Information supplied:
..............................

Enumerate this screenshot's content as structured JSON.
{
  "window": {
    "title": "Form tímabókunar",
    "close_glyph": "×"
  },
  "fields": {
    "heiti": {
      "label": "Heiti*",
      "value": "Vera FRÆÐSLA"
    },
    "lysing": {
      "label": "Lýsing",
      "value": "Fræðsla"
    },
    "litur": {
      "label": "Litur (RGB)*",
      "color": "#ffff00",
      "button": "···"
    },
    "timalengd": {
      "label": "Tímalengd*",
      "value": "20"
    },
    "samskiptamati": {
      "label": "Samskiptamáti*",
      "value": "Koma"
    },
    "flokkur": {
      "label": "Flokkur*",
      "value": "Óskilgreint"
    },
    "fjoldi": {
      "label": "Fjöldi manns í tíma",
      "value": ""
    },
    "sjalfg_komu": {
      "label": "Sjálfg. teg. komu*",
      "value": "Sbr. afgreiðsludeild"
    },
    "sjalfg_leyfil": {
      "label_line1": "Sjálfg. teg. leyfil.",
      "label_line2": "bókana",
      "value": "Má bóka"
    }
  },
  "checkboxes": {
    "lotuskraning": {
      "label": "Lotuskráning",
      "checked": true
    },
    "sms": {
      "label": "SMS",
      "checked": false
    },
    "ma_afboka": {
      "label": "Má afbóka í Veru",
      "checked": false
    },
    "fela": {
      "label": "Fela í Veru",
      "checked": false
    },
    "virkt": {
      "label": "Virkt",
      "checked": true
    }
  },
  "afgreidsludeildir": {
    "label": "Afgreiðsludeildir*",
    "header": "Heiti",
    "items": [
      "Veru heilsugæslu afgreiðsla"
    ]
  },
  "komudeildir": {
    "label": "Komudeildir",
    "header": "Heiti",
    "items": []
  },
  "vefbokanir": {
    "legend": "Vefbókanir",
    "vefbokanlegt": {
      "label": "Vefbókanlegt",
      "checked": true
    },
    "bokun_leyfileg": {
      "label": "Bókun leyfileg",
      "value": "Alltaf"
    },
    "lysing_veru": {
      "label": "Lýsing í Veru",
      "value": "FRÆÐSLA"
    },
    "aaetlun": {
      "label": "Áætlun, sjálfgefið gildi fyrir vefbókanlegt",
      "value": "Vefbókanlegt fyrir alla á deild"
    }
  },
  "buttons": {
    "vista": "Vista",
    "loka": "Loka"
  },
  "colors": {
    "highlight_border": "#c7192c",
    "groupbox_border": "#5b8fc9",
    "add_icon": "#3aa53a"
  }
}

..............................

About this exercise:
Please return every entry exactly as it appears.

Reply:
Enumerate this screenshot's content as structured JSON.
{
  "window": {
    "title": "Form tímabókunar",
    "close_glyph": "×"
  },
  "fields": {
    "heiti": {
      "label": "Heiti*",
      "value": "Vera FRÆÐSLA"
    },
    "lysing": {
      "label": "Lýsing",
      "value": "Fræðsla"
    },
    "litur": {
      "label": "Litur (RGB)*",
      "color": "#ffff00",
      "button": "···"
    },
    "timalengd": {
      "label": "Tímalengd*",
      "value": "20"
    },
    "samskiptamati": {
      "label": "Samskiptamáti*",
      "value": "Koma"
    },
    "flokkur": {
      "label": "Flokkur*",
      "value": "Óskilgreint"
    },
    "fjoldi": {
      "label": "Fjöldi manns í tíma",
      "value": ""
    },
    "sjalfg_komu": {
      "label": "Sjálfg. teg. komu*",
      "value": "Sbr. afgreiðsludeild"
    },
    "sjalfg_leyfil": {
      "label_line1": "Sjálfg. teg. leyfil.",
      "label_line2": "bókana",
      "value": "Má bóka"
    }
  },
  "checkboxes": {
    "lotuskraning": {
      "label": "Lotuskráning",
      "checked": true
    },
    "sms": {
      "label": "SMS",
      "checked": false
    },
    "ma_afboka": {
      "label": "Má afbóka í Veru",
      "checked": false
    },
    "fela": {
      "label": "Fela í Veru",
      "checked": false
    },
    "virkt": {
      "label": "Virkt",
      "checked": true
    }
  },
  "afgreidsludeildir": {
    "label": "Afgreiðsludeildir*",
    "header": "Heiti",
    "items": [
      "Veru heilsugæslu afgreiðsla"
    ]
  },
  "komudeildir": {
    "label": "Komudeildir",
    "header": "Heiti",
    "items": []
  },
  "vefbokanir": {
    "legend": "Vefbókanir",
    "vefbokanlegt": {
      "label": "Vefbókanlegt",
      "checked": true
    },
    "bokun_leyfileg": {
      "label": "Bókun leyfileg",
      "value": "Alltaf"
    },
    "lysing_veru": {
      "label": "Lýsing í Veru",
      "value": "FRÆÐSLA"
    },
    "aaetlun": {
      "label": "Áætlun, sjálfgefið gildi fyrir vefbókanlegt",
      "value": "Vefbókanlegt fyrir alla á deild"
    }
  },
  "buttons": {
    "vista": "Vista",
    "loka": "Loka"
  },
  "colors": {
    "highlight_border": "#c7192c",
    "groupbox_border": "#5b8fc9",
    "add_icon": "#3aa53a"
  }
}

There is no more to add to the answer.